10 / 13 “We care deeply about the safety and security of hundreds of millions of European by helping to protect our borders. And we care deeply about the lives of those in distress at sea. This is why we helped to save more than a quarter million people in recent years.” Tweeted on 14 November 2020. This self-portrayal of Frontex as an agency that cares deeply about the lives of people in distress at sea is not new. Over the years, Frontex has used social media to present itself as a border actor with a humanitarian heart. This includes quotes from officials participating in Frontex operations saying: “Saving lives is certainly the most fulfilling job that we can do”. Search and rescue is advertised as “a crucial component of new #Frontex operation #Themis” in the Central Mediterranean. Pictures “drawn by children rescued by Norwegian vessel in operation #Triton” are showcased in a tweet. Throughout its years of existence Frontex has used search and rescue operations, which it has only carried out on occasion, to shield itself from criticism: whatever faults might be revealed around the agency’s work and regardless of their systemic and systematic nature, Frontex will always counter-argue by highlighting a fundamental rights-related exceptionality. This response always omits, of course, the grim reality: years-worth of policies to, first, render search and rescue capabilities in the Mediterranean useless; and second, externalise emergency assistance at sea to a dangerous and unfit third-country body which routinely breaks international maritime and human rights law. It also obfuscates an essential principle: that border control and border policing are, by definition, incompatible with human rights, as their main goal is to actually restrict and prevent people’s exercise of their right to seek asylum; people’s right to leave a country; and people’s right to life.
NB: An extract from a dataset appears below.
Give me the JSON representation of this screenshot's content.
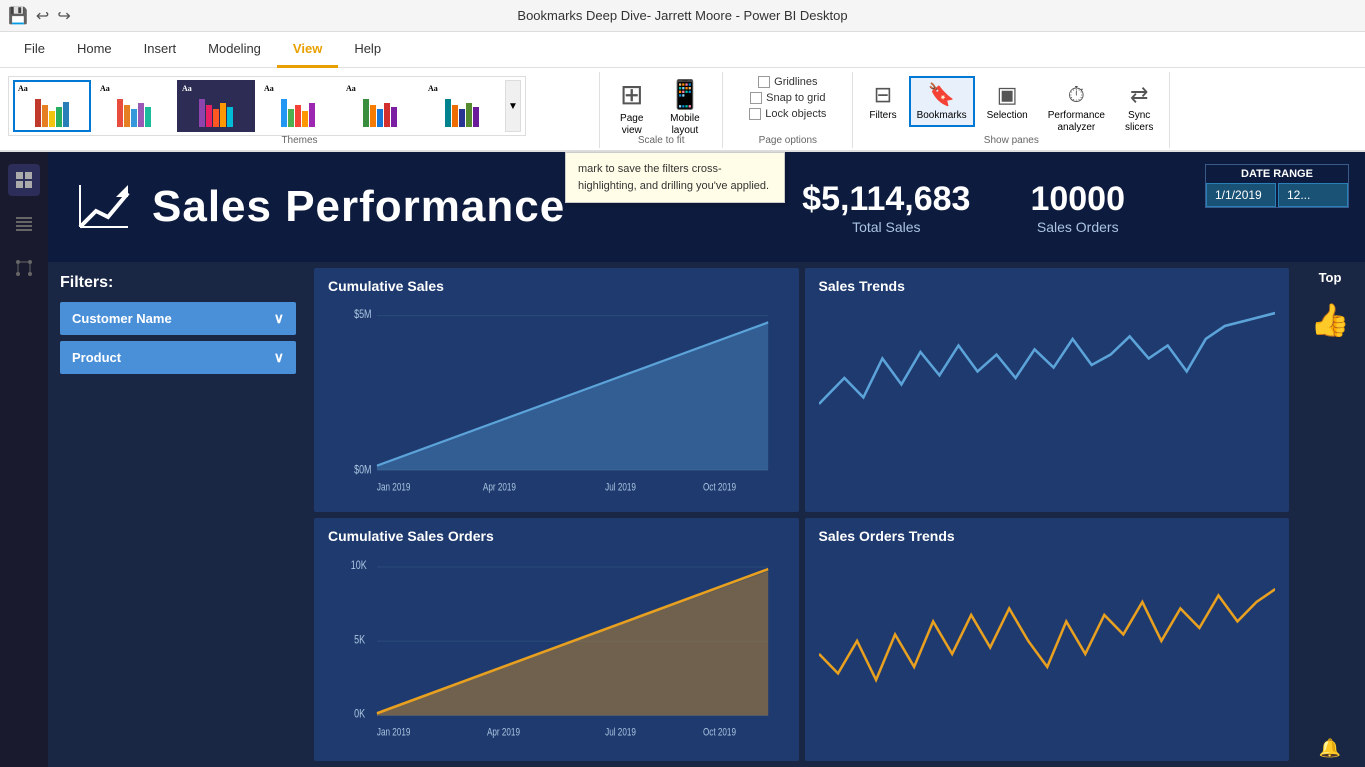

Frontex operations quintessentially embody this incompatibility. The narrative around Frontex as a human rights-caring and compliant actor is therefore not only inaccurate and misleading - but also dangerous. As long as Frontex keeps being presented and treated as a body in charge - and trustworthy - of respecting and ensuring human rights, including search and rescue, no alternatives are needed. Frontex is however a border police force which has long-disregarded its obligations when it comes to search and rescue, and has instead invested valuable taxpayer-funded resources